(Data to examine):
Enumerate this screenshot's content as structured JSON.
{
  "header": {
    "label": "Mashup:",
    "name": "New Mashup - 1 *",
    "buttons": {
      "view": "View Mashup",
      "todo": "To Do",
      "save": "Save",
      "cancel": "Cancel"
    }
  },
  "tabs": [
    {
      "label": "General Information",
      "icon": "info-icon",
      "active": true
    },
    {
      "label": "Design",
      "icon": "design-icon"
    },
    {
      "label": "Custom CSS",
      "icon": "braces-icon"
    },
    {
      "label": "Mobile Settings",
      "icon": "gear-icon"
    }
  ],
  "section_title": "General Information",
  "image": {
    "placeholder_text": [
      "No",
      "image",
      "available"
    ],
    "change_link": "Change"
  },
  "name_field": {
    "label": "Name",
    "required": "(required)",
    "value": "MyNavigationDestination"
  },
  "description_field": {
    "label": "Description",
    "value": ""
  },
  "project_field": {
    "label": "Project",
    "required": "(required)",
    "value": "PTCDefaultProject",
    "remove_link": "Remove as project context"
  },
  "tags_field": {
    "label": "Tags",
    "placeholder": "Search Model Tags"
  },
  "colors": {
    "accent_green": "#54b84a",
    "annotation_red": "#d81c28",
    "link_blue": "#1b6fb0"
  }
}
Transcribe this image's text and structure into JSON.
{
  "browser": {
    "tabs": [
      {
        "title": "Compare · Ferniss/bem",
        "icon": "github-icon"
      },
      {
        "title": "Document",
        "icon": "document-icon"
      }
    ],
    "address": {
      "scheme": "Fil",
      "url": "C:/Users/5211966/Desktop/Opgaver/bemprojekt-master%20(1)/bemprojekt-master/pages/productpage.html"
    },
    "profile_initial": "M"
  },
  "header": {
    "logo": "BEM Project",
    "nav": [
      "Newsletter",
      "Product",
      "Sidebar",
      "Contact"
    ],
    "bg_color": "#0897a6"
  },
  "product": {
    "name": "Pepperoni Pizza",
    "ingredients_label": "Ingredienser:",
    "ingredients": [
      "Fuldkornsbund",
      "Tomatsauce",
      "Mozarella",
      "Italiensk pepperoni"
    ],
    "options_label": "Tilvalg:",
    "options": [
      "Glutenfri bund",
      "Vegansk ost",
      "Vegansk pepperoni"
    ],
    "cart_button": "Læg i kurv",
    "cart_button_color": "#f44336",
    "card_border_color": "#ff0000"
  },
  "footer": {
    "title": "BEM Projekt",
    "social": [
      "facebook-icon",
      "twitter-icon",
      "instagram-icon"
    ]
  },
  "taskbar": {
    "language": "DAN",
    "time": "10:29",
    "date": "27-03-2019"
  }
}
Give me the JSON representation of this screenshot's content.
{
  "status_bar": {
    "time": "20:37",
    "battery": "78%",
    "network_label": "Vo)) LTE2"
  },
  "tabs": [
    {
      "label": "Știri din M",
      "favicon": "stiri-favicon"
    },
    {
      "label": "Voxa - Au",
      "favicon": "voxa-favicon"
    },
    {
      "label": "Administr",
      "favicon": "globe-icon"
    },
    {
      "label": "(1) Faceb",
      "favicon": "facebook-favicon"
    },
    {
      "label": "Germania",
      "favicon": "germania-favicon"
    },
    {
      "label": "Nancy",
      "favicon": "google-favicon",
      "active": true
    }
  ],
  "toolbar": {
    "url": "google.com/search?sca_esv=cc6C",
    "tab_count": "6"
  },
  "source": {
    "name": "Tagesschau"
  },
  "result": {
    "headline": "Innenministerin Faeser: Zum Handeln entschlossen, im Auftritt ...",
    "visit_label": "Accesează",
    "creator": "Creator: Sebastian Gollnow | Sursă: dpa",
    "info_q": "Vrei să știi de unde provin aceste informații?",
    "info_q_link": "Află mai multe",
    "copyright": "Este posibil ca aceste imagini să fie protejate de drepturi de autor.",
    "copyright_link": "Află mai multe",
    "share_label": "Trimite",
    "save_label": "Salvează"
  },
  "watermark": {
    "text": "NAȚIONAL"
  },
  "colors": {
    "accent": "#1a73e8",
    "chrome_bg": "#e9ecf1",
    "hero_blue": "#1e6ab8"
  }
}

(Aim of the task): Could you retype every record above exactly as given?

(Solved exercise):
Enumerate this screenshot's content as structured JSON.
{
  "header": {
    "label": "Mashup:",
    "name": "New Mashup - 1 *",
    "buttons": {
      "view": "View Mashup",
      "todo": "To Do",
      "save": "Save",
      "cancel": "Cancel"
    }
  },
  "tabs": [
    {
      "label": "General Information",
      "icon": "info-icon",
      "active": true
    },
    {
      "label": "Design",
      "icon": "design-icon"
    },
    {
      "label": "Custom CSS",
      "icon": "braces-icon"
    },
    {
      "label": "Mobile Settings",
      "icon": "gear-icon"
    }
  ],
  "section_title": "General Information",
  "image": {
    "placeholder_text": [
      "No",
      "image",
      "available"
    ],
    "change_link": "Change"
  },
  "name_field": {
    "label": "Name",
    "required": "(required)",
    "value": "MyNavigationDestination"
  },
  "description_field": {
    "label": "Description",
    "value": ""
  },
  "project_field": {
    "label": "Project",
    "required": "(required)",
    "value": "PTCDefaultProject",
    "remove_link": "Remove as project context"
  },
  "tags_field": {
    "label": "Tags",
    "placeholder": "Search Model Tags"
  },
  "colors": {
    "accent_green": "#54b84a",
    "annotation_red": "#d81c28",
    "link_blue": "#1b6fb0"
  }
}
Transcribe this image's text and structure into JSON.
{
  "browser": {
    "tabs": [
      {
        "title": "Compare · Ferniss/bem",
        "icon": "github-icon"
      },
      {
        "title": "Document",
        "icon": "document-icon"
      }
    ],
    "address": {
      "scheme": "Fil",
      "url": "C:/Users/5211966/Desktop/Opgaver/bemprojekt-master%20(1)/bemprojekt-master/pages/productpage.html"
    },
    "profile_initial": "M"
  },
  "header": {
    "logo": "BEM Project",
    "nav": [
      "Newsletter",
      "Product",
      "Sidebar",
      "Contact"
    ],
    "bg_color": "#0897a6"
  },
  "product": {
    "name": "Pepperoni Pizza",
    "ingredients_label": "Ingredienser:",
    "ingredients": [
      "Fuldkornsbund",
      "Tomatsauce",
      "Mozarella",
      "Italiensk pepperoni"
    ],
    "options_label": "Tilvalg:",
    "options": [
      "Glutenfri bund",
      "Vegansk ost",
      "Vegansk pepperoni"
    ],
    "cart_button": "Læg i kurv",
    "cart_button_color": "#f44336",
    "card_border_color": "#ff0000"
  },
  "footer": {
    "title": "BEM Projekt",
    "social": [
      "facebook-icon",
      "twitter-icon",
      "instagram-icon"
    ]
  },
  "taskbar": {
    "language": "DAN",
    "time": "10:29",
    "date": "27-03-2019"
  }
}
Give me the JSON representation of this screenshot's content.
{
  "status_bar": {
    "time": "20:37",
    "battery": "78%",
    "network_label": "Vo)) LTE2"
  },
  "tabs": [
    {
      "label": "Știri din M",
      "favicon": "stiri-favicon"
    },
    {
      "label": "Voxa - Au",
      "favicon": "voxa-favicon"
    },
    {
      "label": "Administr",
      "favicon": "globe-icon"
    },
    {
      "label": "(1) Faceb",
      "favicon": "facebook-favicon"
    },
    {
      "label": "Germania",
      "favicon": "germania-favicon"
    },
    {
      "label": "Nancy",
      "favicon": "google-favicon",
      "active": true
    }
  ],
  "toolbar": {
    "url": "google.com/search?sca_esv=cc6C",
    "tab_count": "6"
  },
  "source": {
    "name": "Tagesschau"
  },
  "result": {
    "headline": "Innenministerin Faeser: Zum Handeln entschlossen, im Auftritt ...",
    "visit_label": "Accesează",
    "creator": "Creator: Sebastian Gollnow | Sursă: dpa",
    "info_q": "Vrei să știi de unde provin aceste informații?",
    "info_q_link": "Află mai multe",
    "copyright": "Este posibil ca aceste imagini să fie protejate de drepturi de autor.",
    "copyright_link": "Află mai multe",
    "share_label": "Trimite",
    "save_label": "Salvează"
  },
  "watermark": {
    "text": "NAȚIONAL"
  },
  "colors": {
    "accent": "#1a73e8",
    "chrome_bg": "#e9ecf1",
    "hero_blue": "#1e6ab8"
  }
}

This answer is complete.